[Recorded data]
- - - -

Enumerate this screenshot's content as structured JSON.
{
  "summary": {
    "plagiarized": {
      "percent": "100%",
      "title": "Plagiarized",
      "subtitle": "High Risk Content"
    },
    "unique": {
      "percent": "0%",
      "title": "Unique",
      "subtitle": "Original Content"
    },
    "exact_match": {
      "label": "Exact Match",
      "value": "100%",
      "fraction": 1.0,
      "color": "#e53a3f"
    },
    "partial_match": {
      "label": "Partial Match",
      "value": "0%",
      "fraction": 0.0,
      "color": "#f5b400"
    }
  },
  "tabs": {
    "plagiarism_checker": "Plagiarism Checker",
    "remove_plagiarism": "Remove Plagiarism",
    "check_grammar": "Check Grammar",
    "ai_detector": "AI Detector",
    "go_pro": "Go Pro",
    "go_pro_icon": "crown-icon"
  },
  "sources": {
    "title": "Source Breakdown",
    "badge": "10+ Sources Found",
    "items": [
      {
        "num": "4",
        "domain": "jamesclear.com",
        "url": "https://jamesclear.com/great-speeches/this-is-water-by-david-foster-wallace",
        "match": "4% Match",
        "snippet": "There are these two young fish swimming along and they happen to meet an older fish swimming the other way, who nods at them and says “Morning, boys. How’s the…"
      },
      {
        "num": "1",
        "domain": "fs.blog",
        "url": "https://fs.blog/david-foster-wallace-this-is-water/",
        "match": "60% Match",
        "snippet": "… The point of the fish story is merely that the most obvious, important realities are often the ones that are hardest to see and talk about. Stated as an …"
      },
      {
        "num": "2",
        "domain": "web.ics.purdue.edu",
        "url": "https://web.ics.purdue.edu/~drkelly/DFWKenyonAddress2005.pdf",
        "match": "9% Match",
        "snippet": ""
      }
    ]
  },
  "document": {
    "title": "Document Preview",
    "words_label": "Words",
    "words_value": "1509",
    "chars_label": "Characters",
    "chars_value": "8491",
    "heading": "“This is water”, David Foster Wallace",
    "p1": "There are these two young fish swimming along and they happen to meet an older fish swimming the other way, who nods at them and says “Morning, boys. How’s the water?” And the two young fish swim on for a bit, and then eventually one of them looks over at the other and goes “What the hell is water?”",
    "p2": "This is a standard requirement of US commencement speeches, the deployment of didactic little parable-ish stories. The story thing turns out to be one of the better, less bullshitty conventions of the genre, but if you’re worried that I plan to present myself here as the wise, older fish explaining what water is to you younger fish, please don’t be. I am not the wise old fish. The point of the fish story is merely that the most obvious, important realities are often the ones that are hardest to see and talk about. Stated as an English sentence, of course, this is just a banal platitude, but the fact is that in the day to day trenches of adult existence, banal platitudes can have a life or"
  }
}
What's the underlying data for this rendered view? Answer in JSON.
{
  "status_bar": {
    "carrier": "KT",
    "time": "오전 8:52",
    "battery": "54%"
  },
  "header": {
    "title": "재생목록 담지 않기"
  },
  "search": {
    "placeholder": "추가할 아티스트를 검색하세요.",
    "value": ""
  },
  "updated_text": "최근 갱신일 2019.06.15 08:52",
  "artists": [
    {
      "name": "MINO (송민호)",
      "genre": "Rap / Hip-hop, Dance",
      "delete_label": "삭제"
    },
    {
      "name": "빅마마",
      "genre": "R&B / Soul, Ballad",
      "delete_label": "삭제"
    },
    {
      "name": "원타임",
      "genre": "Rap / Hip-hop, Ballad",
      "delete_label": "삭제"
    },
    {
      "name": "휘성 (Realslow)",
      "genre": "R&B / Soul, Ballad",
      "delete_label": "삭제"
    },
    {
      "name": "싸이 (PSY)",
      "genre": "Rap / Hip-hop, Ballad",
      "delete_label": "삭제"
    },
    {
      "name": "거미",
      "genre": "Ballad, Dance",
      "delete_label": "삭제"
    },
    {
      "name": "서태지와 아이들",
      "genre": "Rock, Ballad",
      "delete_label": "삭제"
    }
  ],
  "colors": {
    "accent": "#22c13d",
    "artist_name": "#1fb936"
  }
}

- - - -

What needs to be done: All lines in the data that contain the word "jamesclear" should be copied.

Answer box:
        "domain": "jamesclear.com",
        "url": "https://jamesclear.com/great-speeches/this-is-water-by-david-foster-wallace",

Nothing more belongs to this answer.